Input data:
■ ■ ■ ■
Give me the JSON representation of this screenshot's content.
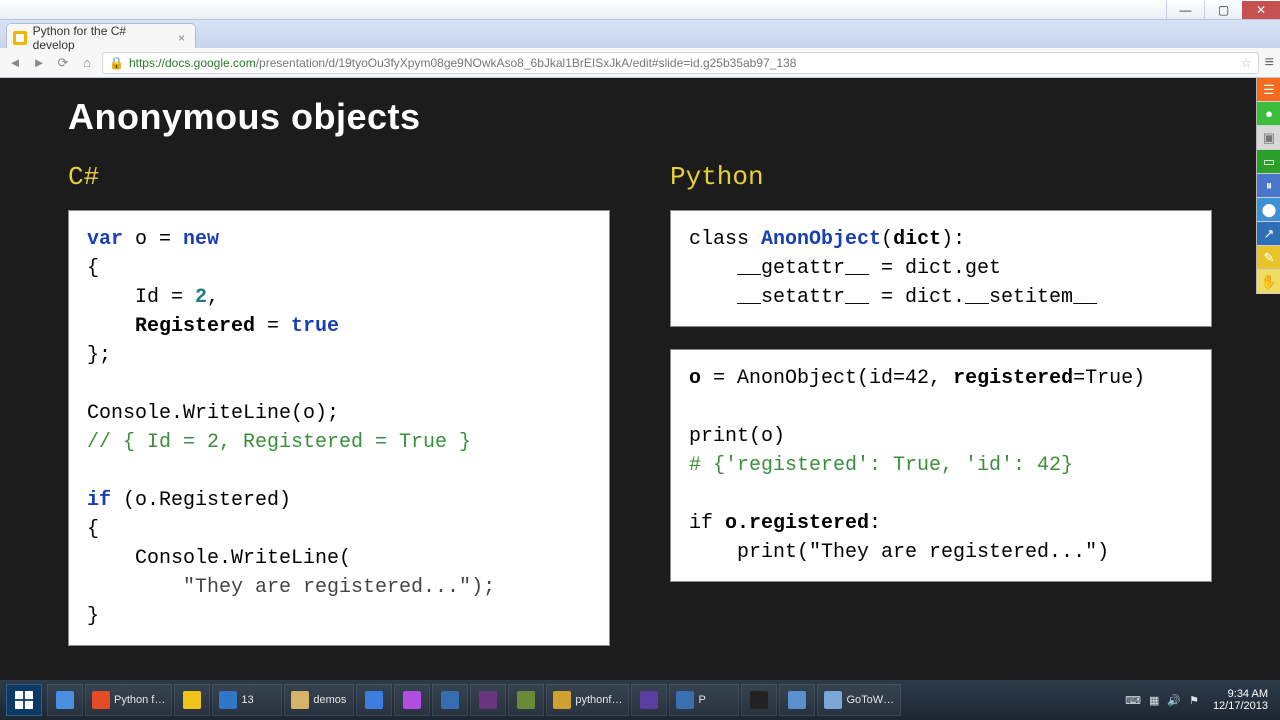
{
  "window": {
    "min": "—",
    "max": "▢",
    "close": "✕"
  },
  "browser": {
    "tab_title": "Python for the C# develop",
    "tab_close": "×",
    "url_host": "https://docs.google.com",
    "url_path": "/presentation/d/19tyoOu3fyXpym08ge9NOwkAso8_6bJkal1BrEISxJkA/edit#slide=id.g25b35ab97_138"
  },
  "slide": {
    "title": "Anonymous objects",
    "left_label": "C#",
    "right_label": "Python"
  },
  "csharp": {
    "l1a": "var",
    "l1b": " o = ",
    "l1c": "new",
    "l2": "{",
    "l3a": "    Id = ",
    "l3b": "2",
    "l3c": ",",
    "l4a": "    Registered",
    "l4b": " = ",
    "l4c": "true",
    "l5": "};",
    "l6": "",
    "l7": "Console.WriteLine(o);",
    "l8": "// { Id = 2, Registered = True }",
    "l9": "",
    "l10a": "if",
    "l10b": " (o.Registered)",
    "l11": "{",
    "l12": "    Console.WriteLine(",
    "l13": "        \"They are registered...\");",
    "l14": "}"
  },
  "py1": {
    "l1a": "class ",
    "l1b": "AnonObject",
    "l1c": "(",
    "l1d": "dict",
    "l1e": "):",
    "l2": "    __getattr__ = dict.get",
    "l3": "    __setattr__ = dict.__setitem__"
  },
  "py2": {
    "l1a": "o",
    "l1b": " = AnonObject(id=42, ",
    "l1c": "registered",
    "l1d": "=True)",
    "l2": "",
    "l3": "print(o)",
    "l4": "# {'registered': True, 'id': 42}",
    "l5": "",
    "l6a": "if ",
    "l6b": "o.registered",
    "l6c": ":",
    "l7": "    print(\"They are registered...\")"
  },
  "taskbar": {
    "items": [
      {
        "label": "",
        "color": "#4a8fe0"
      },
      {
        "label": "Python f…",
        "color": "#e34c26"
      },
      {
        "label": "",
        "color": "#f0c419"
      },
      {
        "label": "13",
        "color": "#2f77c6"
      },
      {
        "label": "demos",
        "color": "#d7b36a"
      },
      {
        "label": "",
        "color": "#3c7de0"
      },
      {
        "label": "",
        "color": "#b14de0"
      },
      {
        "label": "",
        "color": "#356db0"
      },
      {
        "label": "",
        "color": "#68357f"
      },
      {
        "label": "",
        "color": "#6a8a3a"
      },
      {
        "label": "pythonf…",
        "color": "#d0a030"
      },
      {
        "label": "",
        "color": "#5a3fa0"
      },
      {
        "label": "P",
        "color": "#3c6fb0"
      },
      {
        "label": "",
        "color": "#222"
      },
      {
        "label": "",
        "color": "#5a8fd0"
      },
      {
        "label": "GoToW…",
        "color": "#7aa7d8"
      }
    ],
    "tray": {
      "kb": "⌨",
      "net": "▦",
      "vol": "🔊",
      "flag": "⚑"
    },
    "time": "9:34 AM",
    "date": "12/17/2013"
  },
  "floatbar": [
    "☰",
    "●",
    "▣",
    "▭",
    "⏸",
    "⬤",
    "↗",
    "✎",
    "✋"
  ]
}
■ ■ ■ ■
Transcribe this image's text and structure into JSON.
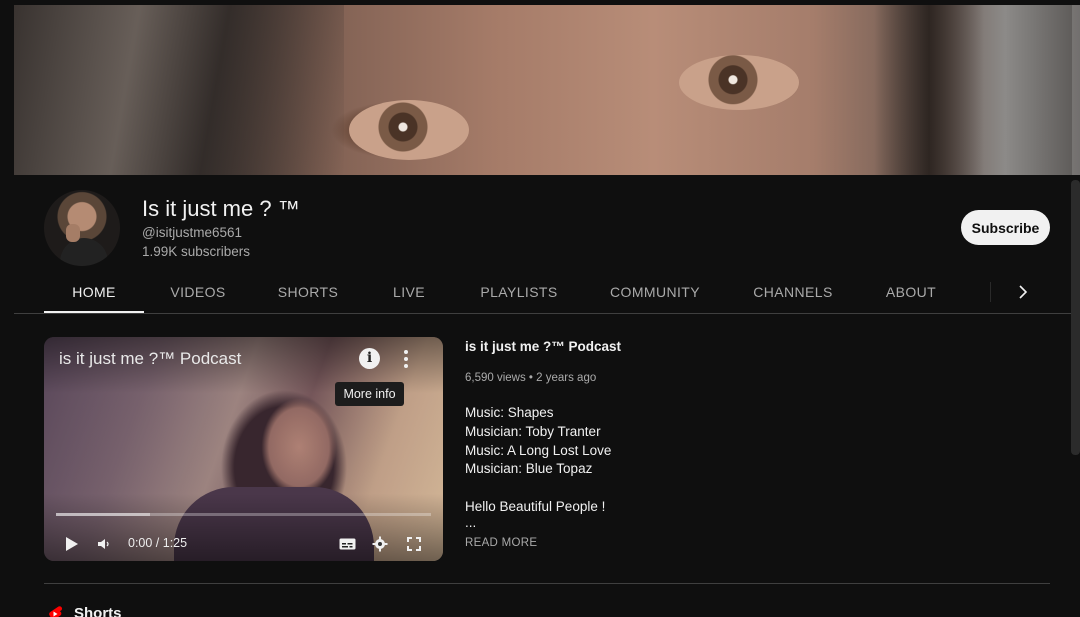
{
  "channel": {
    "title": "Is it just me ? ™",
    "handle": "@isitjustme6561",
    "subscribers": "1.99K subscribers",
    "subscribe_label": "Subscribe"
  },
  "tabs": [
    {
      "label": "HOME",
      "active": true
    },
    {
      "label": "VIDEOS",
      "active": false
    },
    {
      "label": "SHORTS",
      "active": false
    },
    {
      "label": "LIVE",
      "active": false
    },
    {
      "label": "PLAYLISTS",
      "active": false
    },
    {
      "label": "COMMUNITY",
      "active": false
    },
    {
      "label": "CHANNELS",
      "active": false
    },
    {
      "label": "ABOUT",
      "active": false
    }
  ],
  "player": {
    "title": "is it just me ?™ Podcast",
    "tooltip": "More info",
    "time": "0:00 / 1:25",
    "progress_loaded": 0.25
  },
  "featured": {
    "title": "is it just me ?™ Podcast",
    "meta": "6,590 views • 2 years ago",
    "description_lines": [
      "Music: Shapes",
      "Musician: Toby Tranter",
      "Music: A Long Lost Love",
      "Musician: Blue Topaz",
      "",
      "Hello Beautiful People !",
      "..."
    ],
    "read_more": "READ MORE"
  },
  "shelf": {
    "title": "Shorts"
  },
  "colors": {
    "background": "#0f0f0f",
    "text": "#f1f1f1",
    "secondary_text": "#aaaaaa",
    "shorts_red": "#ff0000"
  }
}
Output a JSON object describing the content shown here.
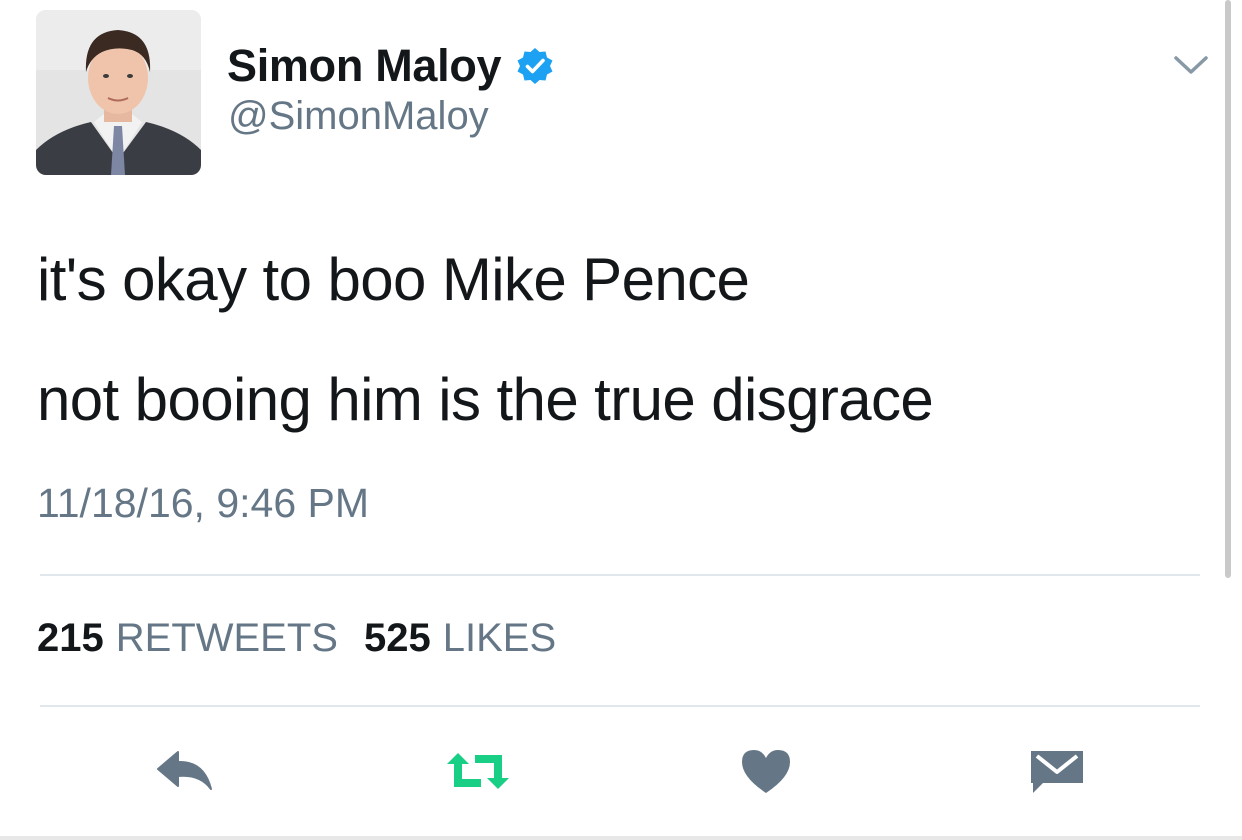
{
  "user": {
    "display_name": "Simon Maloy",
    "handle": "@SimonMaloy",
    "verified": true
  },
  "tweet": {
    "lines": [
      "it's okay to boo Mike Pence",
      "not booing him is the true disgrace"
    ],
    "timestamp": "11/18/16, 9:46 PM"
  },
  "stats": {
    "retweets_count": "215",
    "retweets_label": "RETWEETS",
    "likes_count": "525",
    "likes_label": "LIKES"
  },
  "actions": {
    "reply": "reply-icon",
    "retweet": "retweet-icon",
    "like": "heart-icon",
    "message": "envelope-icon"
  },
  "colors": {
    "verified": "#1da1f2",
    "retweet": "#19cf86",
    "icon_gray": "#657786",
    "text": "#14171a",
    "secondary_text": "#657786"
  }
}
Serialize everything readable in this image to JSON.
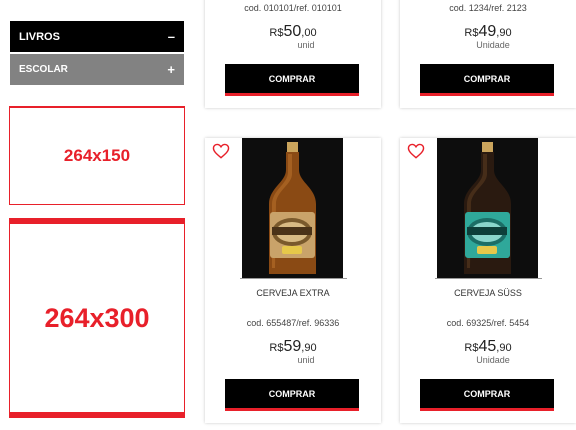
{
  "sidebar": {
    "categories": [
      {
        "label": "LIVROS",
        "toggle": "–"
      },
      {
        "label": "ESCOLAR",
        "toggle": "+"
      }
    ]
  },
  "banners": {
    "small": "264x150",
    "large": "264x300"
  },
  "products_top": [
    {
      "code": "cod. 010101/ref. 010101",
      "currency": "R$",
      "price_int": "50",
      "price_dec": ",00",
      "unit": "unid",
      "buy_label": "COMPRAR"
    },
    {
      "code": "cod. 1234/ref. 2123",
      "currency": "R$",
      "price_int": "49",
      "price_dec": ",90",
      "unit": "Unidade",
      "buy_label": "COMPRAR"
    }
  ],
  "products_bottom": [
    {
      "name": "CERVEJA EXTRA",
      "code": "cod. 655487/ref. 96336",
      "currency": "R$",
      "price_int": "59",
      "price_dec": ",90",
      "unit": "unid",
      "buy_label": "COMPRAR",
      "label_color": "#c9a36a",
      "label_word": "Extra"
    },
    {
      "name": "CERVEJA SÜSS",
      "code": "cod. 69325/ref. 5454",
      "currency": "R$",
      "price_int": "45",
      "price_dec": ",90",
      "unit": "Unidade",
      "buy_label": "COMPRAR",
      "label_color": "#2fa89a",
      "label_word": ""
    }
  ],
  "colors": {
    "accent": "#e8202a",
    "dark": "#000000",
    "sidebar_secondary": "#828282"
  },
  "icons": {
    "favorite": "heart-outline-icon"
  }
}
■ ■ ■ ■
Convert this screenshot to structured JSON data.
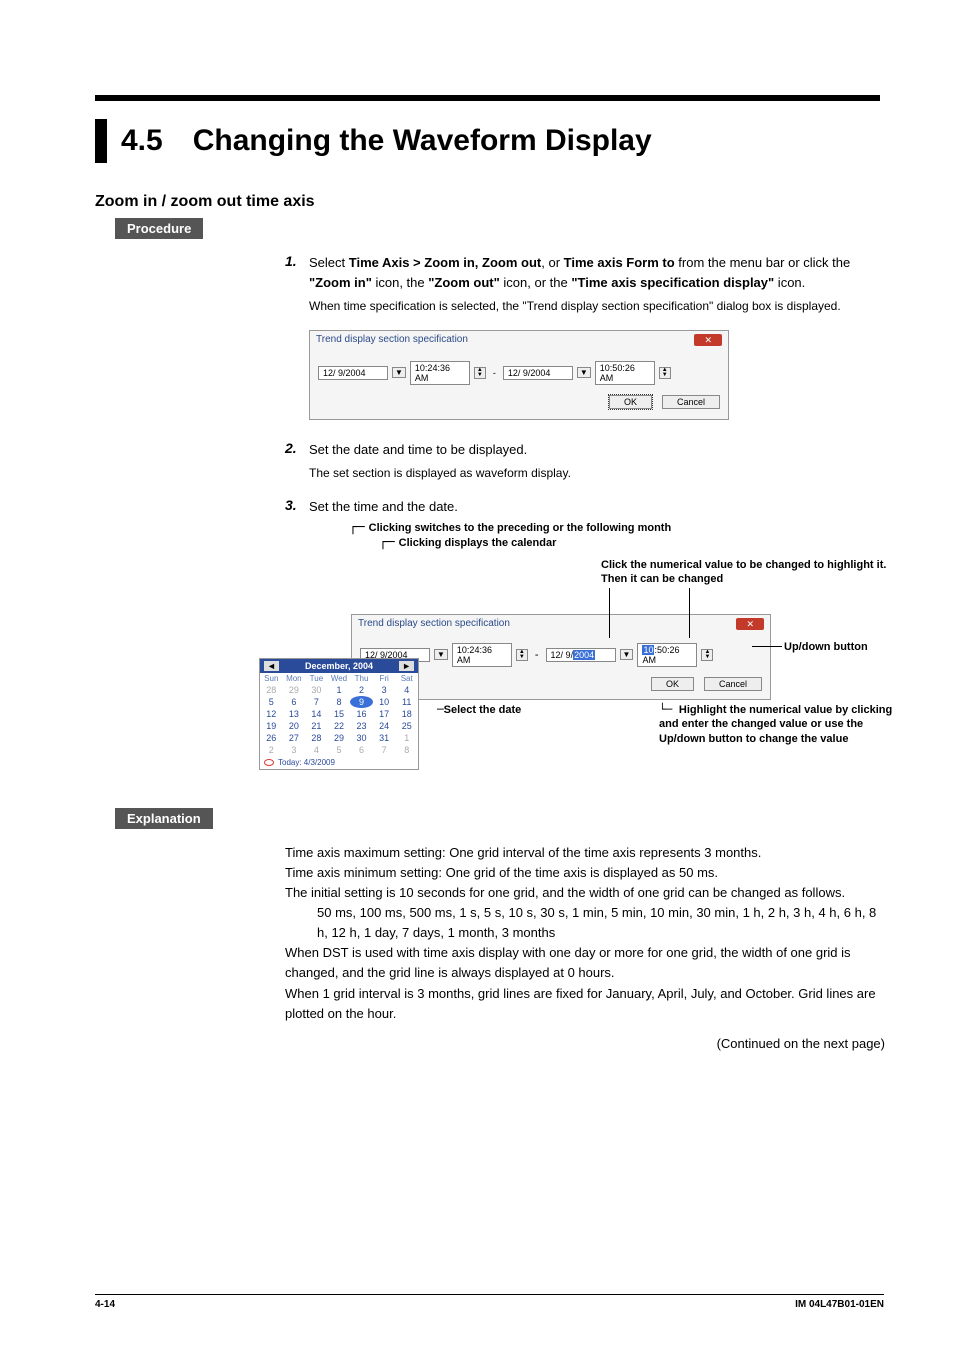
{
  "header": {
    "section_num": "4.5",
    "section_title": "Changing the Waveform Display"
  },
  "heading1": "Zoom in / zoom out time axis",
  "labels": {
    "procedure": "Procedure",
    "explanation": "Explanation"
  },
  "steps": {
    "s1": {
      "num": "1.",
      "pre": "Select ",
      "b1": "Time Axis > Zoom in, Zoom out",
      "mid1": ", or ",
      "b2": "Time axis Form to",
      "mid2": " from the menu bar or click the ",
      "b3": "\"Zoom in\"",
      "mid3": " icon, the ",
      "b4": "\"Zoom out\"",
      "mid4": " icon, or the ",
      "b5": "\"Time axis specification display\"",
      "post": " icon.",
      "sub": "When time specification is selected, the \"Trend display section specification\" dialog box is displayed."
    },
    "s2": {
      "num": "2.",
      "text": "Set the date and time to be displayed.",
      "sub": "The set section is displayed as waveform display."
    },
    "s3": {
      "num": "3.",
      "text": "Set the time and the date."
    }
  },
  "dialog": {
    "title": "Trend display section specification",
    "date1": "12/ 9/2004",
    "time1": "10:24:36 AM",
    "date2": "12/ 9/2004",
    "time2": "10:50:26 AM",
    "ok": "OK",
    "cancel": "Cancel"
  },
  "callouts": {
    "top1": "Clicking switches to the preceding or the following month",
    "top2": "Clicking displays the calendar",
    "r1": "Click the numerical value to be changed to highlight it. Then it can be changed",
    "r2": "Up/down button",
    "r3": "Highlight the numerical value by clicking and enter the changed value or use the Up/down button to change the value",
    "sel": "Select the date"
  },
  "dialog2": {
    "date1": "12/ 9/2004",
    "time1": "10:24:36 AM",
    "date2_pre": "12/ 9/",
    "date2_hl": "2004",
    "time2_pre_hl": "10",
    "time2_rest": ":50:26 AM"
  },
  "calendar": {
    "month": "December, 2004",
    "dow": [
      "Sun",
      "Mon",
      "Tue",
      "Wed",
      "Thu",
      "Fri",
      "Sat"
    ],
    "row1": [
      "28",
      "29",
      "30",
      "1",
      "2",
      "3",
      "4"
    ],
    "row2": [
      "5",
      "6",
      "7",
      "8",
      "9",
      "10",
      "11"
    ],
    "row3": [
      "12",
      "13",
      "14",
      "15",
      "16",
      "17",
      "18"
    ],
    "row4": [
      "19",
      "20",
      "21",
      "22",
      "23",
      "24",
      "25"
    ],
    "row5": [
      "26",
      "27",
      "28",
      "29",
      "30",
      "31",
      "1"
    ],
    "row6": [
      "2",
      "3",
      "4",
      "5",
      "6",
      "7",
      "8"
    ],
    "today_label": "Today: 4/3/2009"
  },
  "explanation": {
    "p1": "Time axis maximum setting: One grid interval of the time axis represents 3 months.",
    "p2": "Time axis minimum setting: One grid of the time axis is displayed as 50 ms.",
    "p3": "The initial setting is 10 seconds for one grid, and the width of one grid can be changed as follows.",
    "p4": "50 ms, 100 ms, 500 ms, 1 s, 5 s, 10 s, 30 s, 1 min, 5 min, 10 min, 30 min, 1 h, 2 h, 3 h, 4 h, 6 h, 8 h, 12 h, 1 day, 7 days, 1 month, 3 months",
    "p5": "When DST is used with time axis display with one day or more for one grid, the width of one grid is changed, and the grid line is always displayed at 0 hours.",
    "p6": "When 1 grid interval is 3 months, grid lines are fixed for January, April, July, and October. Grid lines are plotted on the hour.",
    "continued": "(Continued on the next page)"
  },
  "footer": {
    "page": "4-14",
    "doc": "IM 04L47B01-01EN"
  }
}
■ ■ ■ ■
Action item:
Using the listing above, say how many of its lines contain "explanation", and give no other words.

Answer box:
2